2. Challenge: Activities of firms that are outside of the perimeter and taking steps to monitor and take action to include (a) pre-paid funeral plan providers, (b) unregulated introducers, (c) unregulated mortgage book purchasers and (d) Investment consultants and proxy advisors.
(a) Whilst it is foreseeable that such providers are ultimately aiming to prevent a customer’s estate from being negatively impacted by inflationary prices, no such providers are currently regulated due to an exclusion in the RAO. The FCA are therefore aiming to extend the perimeters to include these providers in order for it to fall within the FCA’s regulatory remit.
(b) This relates to firms offering consumers free pension reviews. 9 January 2019 saw the introduction of a pension cold calling ban unless a firm is authorised by the FCA, and that consumer has consented to those calls or has an existing relationship with the caller. The ICO will be the enforcement body of this prohibition.
(c) The FCA wants to ensure that consumers are not prevented from being able to switch to cheaper and more affordable providers, and as such is consulting on changes to enable regulated mortgage providers to make ‘proportionate affordability assessments’ in respect of consumers that are both up to date with their payments and want to borrow from a regulated provider the same amount or less as they have borrowed under their current unregulated arrangement, the aim being to assist customers to move away from unregulated providers.
(d) Finally, this relates to those providing advice to pension fund trustees, or advising on voting advice and recommendations. Due to competition concerns, the Competition Markets Authority (CMA) has made recommendations that investment consultancy should become a regulated activity within the FCA’s remit.
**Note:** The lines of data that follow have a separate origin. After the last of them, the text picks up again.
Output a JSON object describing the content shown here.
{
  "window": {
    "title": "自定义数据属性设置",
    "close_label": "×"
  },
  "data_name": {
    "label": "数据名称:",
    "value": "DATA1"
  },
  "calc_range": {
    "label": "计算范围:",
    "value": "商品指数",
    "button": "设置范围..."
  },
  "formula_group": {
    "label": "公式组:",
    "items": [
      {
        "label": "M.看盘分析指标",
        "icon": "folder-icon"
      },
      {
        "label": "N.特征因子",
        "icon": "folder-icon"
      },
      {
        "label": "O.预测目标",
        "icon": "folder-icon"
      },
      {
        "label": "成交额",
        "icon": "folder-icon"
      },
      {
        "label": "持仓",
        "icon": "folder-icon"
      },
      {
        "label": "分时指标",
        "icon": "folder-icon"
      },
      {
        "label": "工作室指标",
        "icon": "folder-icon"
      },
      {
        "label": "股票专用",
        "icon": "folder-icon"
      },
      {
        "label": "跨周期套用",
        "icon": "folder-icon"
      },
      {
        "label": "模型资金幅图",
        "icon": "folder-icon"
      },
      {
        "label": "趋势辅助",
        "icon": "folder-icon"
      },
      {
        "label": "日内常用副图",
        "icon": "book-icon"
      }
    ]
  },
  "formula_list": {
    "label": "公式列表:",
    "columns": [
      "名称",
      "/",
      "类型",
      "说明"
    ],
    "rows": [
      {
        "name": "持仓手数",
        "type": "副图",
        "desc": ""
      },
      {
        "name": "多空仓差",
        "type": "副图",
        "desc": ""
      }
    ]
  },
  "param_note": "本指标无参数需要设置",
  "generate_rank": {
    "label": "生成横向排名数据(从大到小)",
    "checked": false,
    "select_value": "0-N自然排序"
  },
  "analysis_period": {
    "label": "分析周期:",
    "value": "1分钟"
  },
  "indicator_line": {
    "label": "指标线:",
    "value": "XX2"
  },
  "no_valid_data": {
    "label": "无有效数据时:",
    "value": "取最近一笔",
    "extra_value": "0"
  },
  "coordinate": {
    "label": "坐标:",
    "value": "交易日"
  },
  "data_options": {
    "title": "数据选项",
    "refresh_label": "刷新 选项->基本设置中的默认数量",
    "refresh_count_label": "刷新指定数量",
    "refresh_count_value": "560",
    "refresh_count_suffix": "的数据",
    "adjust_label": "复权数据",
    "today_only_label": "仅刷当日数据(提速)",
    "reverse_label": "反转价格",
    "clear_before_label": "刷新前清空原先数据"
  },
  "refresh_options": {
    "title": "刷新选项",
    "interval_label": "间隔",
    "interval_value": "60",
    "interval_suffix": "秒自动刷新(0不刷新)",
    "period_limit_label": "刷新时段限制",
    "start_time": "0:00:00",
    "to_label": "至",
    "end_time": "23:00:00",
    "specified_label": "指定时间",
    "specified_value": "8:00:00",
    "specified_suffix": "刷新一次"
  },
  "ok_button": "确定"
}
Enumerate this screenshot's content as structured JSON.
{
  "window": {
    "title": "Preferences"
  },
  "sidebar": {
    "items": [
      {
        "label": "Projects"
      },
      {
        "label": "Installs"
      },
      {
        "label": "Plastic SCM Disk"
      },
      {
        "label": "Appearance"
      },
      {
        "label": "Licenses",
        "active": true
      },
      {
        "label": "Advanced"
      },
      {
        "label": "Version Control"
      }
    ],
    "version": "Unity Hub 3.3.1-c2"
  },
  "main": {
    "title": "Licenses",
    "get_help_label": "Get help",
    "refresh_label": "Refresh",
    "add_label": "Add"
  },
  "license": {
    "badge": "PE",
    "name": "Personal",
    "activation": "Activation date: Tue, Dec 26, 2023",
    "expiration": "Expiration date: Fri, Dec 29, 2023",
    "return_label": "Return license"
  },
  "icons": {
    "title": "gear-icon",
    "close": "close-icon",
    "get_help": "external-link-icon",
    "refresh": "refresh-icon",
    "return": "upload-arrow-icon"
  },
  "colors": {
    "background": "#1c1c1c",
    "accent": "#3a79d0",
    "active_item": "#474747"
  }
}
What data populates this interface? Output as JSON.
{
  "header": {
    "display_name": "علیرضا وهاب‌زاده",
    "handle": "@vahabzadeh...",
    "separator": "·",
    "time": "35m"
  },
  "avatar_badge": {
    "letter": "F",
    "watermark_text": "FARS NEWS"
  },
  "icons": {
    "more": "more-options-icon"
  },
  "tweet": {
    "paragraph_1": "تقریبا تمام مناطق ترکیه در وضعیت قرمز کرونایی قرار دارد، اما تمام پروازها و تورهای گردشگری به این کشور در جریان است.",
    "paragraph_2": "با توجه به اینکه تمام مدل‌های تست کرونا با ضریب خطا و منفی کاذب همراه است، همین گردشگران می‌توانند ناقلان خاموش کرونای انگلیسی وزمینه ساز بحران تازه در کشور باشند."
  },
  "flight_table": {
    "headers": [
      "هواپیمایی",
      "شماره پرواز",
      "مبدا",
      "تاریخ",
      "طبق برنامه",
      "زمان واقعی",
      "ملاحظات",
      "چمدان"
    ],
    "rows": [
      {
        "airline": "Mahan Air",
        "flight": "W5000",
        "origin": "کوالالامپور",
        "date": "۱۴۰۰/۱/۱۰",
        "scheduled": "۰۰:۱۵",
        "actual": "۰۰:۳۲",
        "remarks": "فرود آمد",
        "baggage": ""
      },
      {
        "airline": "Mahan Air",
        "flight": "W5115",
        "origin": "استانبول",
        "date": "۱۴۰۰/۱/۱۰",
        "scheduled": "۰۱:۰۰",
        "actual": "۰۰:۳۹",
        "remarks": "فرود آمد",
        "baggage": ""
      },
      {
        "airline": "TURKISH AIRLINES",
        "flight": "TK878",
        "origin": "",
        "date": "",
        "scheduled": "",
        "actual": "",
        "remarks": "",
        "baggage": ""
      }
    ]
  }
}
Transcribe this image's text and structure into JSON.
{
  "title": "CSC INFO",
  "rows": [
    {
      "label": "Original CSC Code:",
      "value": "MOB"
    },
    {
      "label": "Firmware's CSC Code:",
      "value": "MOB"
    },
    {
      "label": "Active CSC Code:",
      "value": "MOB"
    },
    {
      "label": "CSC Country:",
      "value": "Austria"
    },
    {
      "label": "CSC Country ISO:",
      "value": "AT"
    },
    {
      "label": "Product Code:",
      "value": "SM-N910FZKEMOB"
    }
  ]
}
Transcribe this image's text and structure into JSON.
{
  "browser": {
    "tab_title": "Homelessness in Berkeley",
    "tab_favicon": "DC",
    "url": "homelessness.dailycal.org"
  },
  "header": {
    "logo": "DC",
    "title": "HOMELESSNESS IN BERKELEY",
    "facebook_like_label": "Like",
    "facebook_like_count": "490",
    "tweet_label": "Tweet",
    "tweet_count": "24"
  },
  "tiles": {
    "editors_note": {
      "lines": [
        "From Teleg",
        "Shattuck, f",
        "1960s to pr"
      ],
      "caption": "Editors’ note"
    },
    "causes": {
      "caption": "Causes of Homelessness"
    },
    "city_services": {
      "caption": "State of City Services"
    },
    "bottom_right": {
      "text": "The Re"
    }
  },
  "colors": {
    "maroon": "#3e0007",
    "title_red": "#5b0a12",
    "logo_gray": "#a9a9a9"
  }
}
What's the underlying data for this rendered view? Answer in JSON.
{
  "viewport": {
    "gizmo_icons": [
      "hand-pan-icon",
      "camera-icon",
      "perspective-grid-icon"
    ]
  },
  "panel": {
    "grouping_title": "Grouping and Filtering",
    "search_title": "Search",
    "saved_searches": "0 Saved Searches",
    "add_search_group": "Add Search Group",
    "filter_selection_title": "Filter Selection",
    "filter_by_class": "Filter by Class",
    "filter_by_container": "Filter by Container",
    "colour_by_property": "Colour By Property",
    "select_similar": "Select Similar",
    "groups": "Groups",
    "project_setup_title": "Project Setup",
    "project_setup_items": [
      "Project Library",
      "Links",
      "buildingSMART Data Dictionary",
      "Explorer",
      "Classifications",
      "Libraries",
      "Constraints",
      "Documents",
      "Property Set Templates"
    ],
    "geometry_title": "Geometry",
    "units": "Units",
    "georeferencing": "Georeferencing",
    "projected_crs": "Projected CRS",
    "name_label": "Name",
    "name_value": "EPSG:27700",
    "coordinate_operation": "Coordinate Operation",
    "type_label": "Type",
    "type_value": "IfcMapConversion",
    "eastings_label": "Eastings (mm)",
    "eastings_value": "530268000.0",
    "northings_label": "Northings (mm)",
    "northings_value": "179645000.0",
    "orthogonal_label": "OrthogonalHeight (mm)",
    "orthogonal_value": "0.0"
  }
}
There are also now greater disclosure requirements on proxy advisors as per a recent EU directive that is now to be enforced by the FCA.
3. Challenge: The speed of change within markets and business models, including (a) digital financial services, (b) cross-border challenges, (c) cryptoassets and (d) the impact of tech companies entering the financial services sphere.
(a) ‘Horizon-scan future market development’ to stay one step ahead at all times to create any relevant safeguards as well as to identify online market developments.
(b) Sharing experience and lessons learned internationally to constantly assess whether a perimeter is fit for purpose, and then suitably future proof it.
(c) Further guidance to be released this summer (2019) as well as a paper at the end of 2019 consulting a potential ban on the sale to retail customers of cryptoassets that fall outside of the regulatory perimeter.
(d) A call for input on Open Finance to be released later this year (2019).
What does this mean for consumers?
Firstly, when a consumer is dealing with an FCA regulated firm, they may take confidence in the fact that the FCA have undertaken multiple regulatory checks, as part of the initial and ongoing authorisation of the firm for its permitted activities.
Secondly, an awareness that whilst confidence should be taken from the above, that this does not create a ‘zero-failure regime’. Consumers may be able to turn to the Financial Ombudsman Service (FOS) to complain or access compensation through the Financial Services Compensation Scheme (FSCS).
Finally, the FCA does significantly less work to prevent things from going wrong in the context of unregulated activities, so consumers have less protection in this regard.